Last year the spring run in the softwood grade market did not start until late summer in the West. This year the market jumped the gun by getting into high gear early in February.
Winter price concessions, which pallet lumber buyers usually depend on for building inventory, never materialized. In fact, the surpluses that normally fuel the concessions never materialized. Suddenly pallet suppliers found themselves with thin lumber inventories while lumber was in short supply. Lumber buyers jumped into the market, and prices spiked dramatically.
The dramatic price increases caught off guard almost everyone dealing with industrial softwood. The surprise shortage brought an instant reaction from the market; everyone, from lumber buyers to wholesalers and sawmills, was talking his position. The buyers’ spin was that it was a temporary spike. Sawmills reported strong order files and proclaimed the spring rally was arriving early. Wholesalers were split and opted to trade back-to-back without taking substantial positions.
Supplies of industrial softwood were nearly nonexistent. All of this took place while lumber buyers waited for traditional winter surpluses. The shortage left even the most savvy industry veterans scratching their heads.
Economy prices have increased steeply in recent weeks. Quoted prices cover a wide range. Economy 2x4 prices were far more bullish than economy 2x6 prices. Short length tallies and economy wides provided the only bargains in the market, but even then savings were modest.

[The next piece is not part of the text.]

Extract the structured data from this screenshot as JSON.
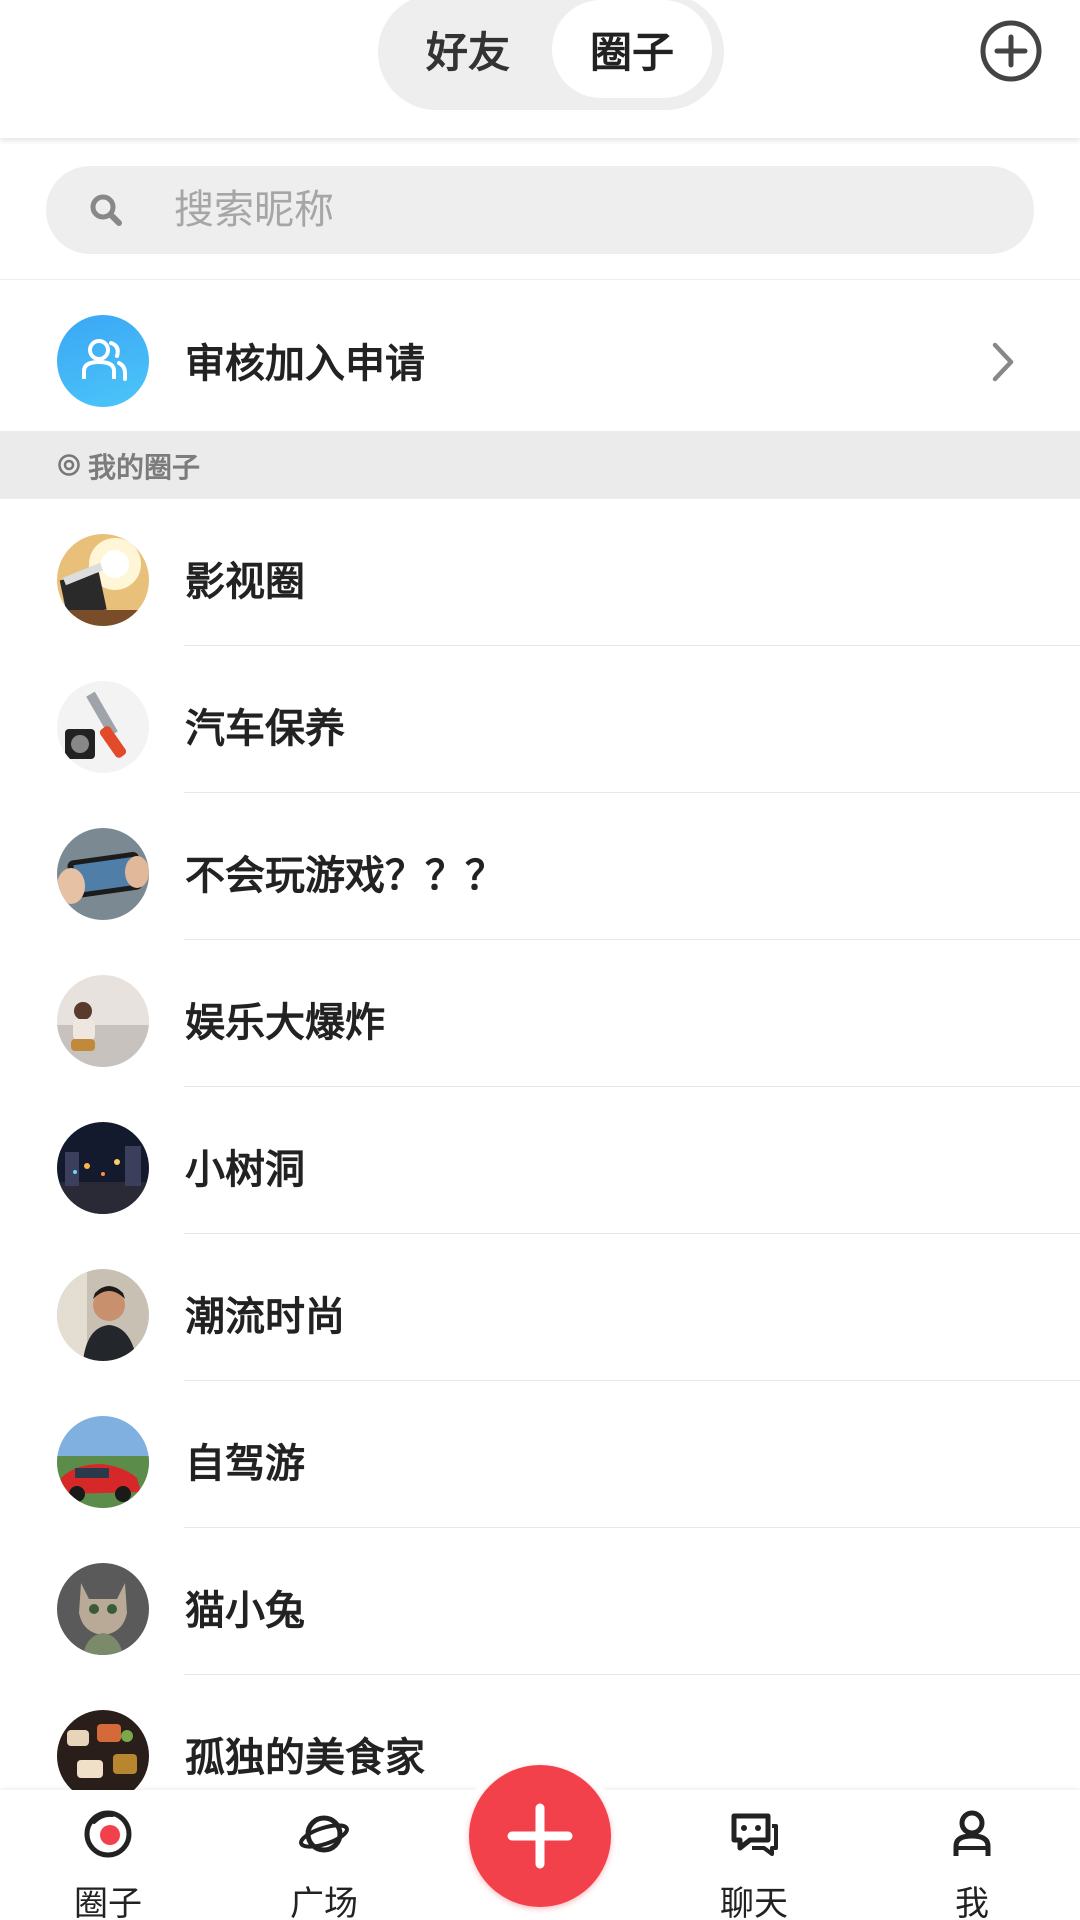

Canadian cut stock suppliers were pleased with any sort of change in conditions as 2003 brought difficult conditions for sellers of pre-cut. Random length prices rose faster in the
Pallet demand in the West has been mixed. Activity prior to the lumber rally was mixed with some companies very busy while others were in the midst of the winter pallet demand doldrums. Even companies on the slow side of the demand cycle found activity to be ahead of last year’s numbers. Many companies that were busy heading into the rally saw demand slow dramatically when higher lumber prices prompted pallet price increases.

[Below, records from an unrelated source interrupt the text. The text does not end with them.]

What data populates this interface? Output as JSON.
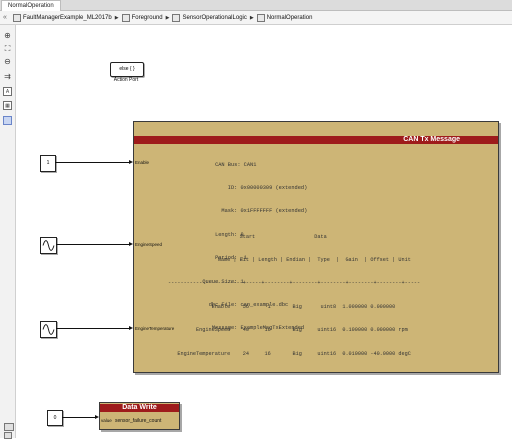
{
  "tab": {
    "label": "NormalOperation"
  },
  "breadcrumb": [
    "FaultManagerExample_ML2017b",
    "Foreground",
    "SensorOperationalLogic",
    "NormalOperation"
  ],
  "toolbar": {
    "icons": [
      "zoom-in-icon",
      "fit-view-icon",
      "zoom-out-icon",
      "arrow-icon",
      "annotation-icon",
      "grid-icon",
      "block-icon"
    ]
  },
  "action_port": {
    "block_text": "else { }",
    "label": "Action Port"
  },
  "inputs": {
    "constant_value": "1",
    "enable_port": "Enable",
    "engine_speed_port": "EngineSpeed",
    "engine_temp_port": "EngineTemperature"
  },
  "can_block": {
    "title": "CAN Tx Message",
    "info_lines": [
      "      CAN Bus: CAN1",
      "          ID: 0x00000309 (extended)",
      "        Mask: 0x1FFFFFFF (extended)",
      "      Length: 8",
      "      Period: -1",
      "  Queue Size: 1",
      "    dbc File: can_example.dbc",
      "     Message: ExampleMsgTxExtended"
    ],
    "table_lines": [
      "                       Start                   Data",
      "                Name | Bit | Length | Endian |  Type  |  Gain  | Offset | Unit",
      "------------------------+-----+--------+--------+--------+--------+--------+-----",
      "              Enable    56      1       Big      uint8  1.000000 0.000000",
      "         EngineSpeed    40     16       Big     uint16  0.100000 0.000000 rpm",
      "   EngineTemperature    24     16       Big     uint16  0.010000 -40.0000 degC"
    ]
  },
  "data_write": {
    "title": "Data Write",
    "port_label": "value",
    "variable": "sensor_failure_count",
    "input_value": "0"
  }
}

Recycled Pallet Market
In the recycled pallet market, core supply trends have flip-flopped. Core supplies were slightly tight during December and were bolstered in January by the post-holiday influx of cores from the retail sector. The trend reversed in February, when core supplies were poor by nearly all accounts. Even the best supplies were modest by traditional standards. Most contacts indicated the post-holiday influx of cores was weaker than expected -- the main reason for the two quick turnarounds.

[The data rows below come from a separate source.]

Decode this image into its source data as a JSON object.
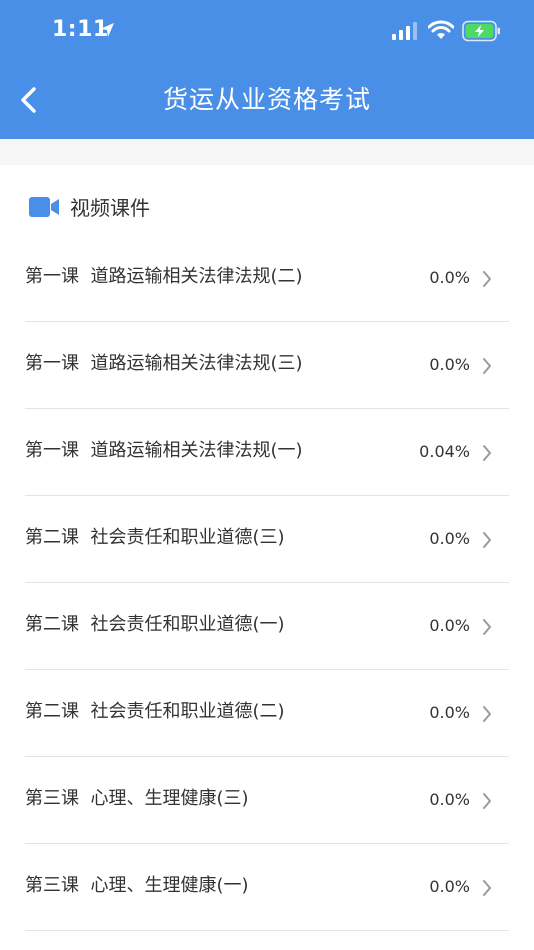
{
  "status_bar": {
    "time": "1:11"
  },
  "nav": {
    "title": "货运从业资格考试"
  },
  "section": {
    "title": "视频课件"
  },
  "lessons": [
    {
      "lesson": "第一课",
      "name": "道路运输相关法律法规(二)",
      "progress": "0.0%"
    },
    {
      "lesson": "第一课",
      "name": "道路运输相关法律法规(三)",
      "progress": "0.0%"
    },
    {
      "lesson": "第一课",
      "name": "道路运输相关法律法规(一)",
      "progress": "0.04%"
    },
    {
      "lesson": "第二课",
      "name": "社会责任和职业道德(三)",
      "progress": "0.0%"
    },
    {
      "lesson": "第二课",
      "name": "社会责任和职业道德(一)",
      "progress": "0.0%"
    },
    {
      "lesson": "第二课",
      "name": "社会责任和职业道德(二)",
      "progress": "0.0%"
    },
    {
      "lesson": "第三课",
      "name": "心理、生理健康(三)",
      "progress": "0.0%"
    },
    {
      "lesson": "第三课",
      "name": "心理、生理健康(一)",
      "progress": "0.0%"
    }
  ],
  "colors": {
    "header_bg": "#4a8fe7",
    "accent": "#4a8fe7",
    "battery_green": "#4cd964"
  },
  "icons": {
    "location": "location-arrow-icon",
    "signal": "signal-icon",
    "wifi": "wifi-icon",
    "battery": "battery-charging-icon",
    "back": "chevron-left-icon",
    "video": "video-camera-icon",
    "row_arrow": "chevron-right-icon"
  }
}
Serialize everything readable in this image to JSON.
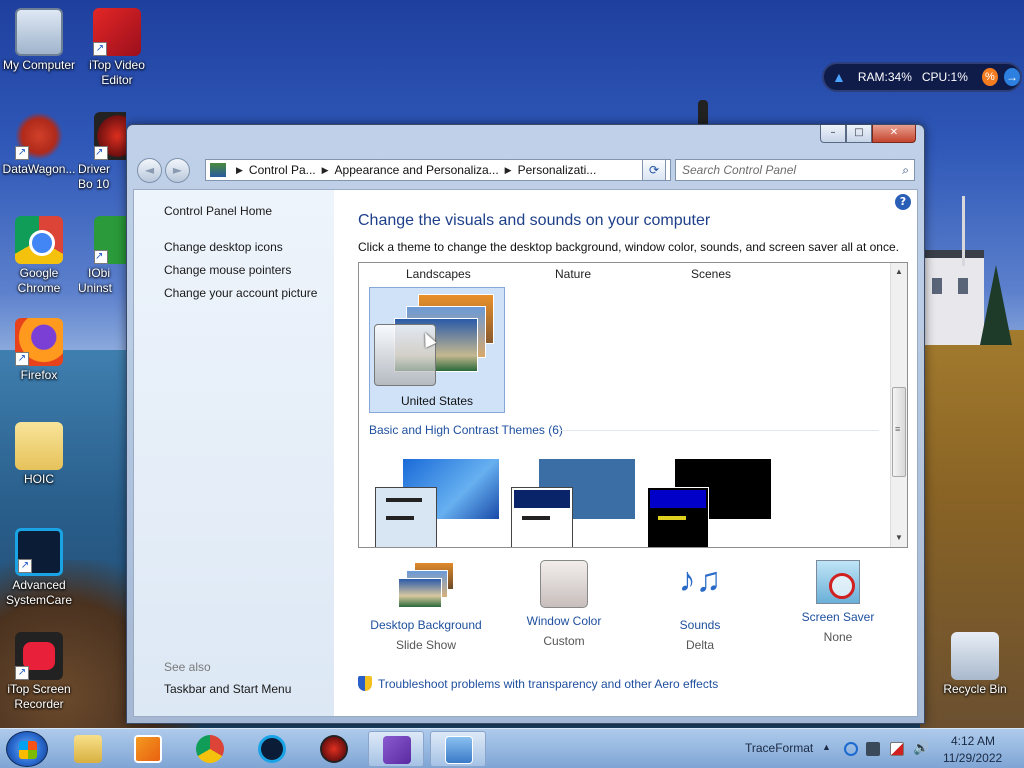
{
  "desktop": {
    "icons": [
      {
        "label": "My Computer"
      },
      {
        "label": "iTop Video Editor"
      },
      {
        "label": "DataWagon..."
      },
      {
        "label": "Driver Bo 10"
      },
      {
        "label": "Google Chrome"
      },
      {
        "label": "IObi Uninst"
      },
      {
        "label": "Firefox"
      },
      {
        "label": "HOIC"
      },
      {
        "label": "Advanced SystemCare"
      },
      {
        "label": "iTop Screen Recorder"
      },
      {
        "label": "Recycle Bin"
      }
    ],
    "gadget": {
      "ram": "RAM:34%",
      "cpu": "CPU:1%",
      "pct_symbol": "%",
      "go_symbol": "→"
    }
  },
  "window": {
    "caption": {
      "minimize": "–",
      "maximize": "□",
      "close": "✕"
    },
    "nav": {
      "back": "◄",
      "forward": "►"
    },
    "address": {
      "crumbs": [
        "Control Pa...",
        "Appearance and Personaliza...",
        "Personalizati..."
      ],
      "separator": "▶",
      "dropdown": "▼",
      "refresh": "⟳"
    },
    "search": {
      "placeholder": "Search Control Panel",
      "icon": "⌕"
    },
    "left_pane": {
      "home": "Control Panel Home",
      "links": [
        "Change desktop icons",
        "Change mouse pointers",
        "Change your account picture"
      ],
      "see_also": "See also",
      "see_also_links": [
        "Taskbar and Start Menu"
      ]
    },
    "help": "?",
    "heading": "Change the visuals and sounds on your computer",
    "subtext": "Click a theme to change the desktop background, window color, sounds, and screen saver all at once.",
    "themes": {
      "headers": [
        "Landscapes",
        "Nature",
        "Scenes"
      ],
      "selected": "United States",
      "basic_group": "Basic and High Contrast Themes (6)",
      "scroll_up": "▲",
      "scroll_down": "▼",
      "scroll_grip": "≡"
    },
    "bottom": [
      {
        "label": "Desktop Background",
        "value": "Slide Show",
        "icon": "desktop-background-icon"
      },
      {
        "label": "Window Color",
        "value": "Custom",
        "icon": "window-color-icon"
      },
      {
        "label": "Sounds",
        "value": "Delta",
        "icon": "sounds-icon",
        "glyph": "♪♫"
      },
      {
        "label": "Screen Saver",
        "value": "None",
        "icon": "screen-saver-icon"
      }
    ],
    "troubleshoot": "Troubleshoot problems with transparency and other Aero effects"
  },
  "taskbar": {
    "tray_label": "TraceFormat",
    "tray_arrow": "▲",
    "volume": "🔊",
    "time": "4:12 AM",
    "date": "11/29/2022"
  }
}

Inbound core supplies for #1 GMAs dipped, leaving supplies tight in most markets. Core supplies in the West were healthier than east of the
Inbound #2 GMA core supplies did not register much change. Supplies of #2 GMAs were in decent shape mainly because they are a dominant part of the inbound mix in most markets. Some markets reported an abundance of #2s while others struggled with shrinking supplies.
Recycled pallet demand has been solid to strong in most markets east of the
The strength of demand in the recycled pallet market east of the
Pallet demand in the Western recycled pallet market finally began to pick up in early February. Demand in the West remained mixed, but a higher percentage of the hit-and-miss demand was on the busy side of the mix. Activity in
Pricing in the recycled pallet market continued to drift lower. This trend is somewhat disturbing, considering that core supplies are tight and pallet demand is solid to strong. Prices generally have been stable, but the soft posture defies usual supply-and-demand patterns.
Pallet recyclers report that much of the improved business levels have been last-minute orders. Orders with zero lead time have become almost commonplace in the recycled pallet market.
Premium or warehouse grade #1s were again the strongest demand item in nearly every region. Warehouse grade #1s have also been the most common item in zero lead time orders.
(Editor’s Note: Jeff McBee is an analyst who researches and writes about the pallet industry and its raw material markets for Pallet Profile Weekly and the Recycle Record, the only newsletters dedicated to serving the pallet industry. For information on subscribing to Pallet Profile Weekly or the Recycle Record, call (800) 805-0263 and ask for Jeff.)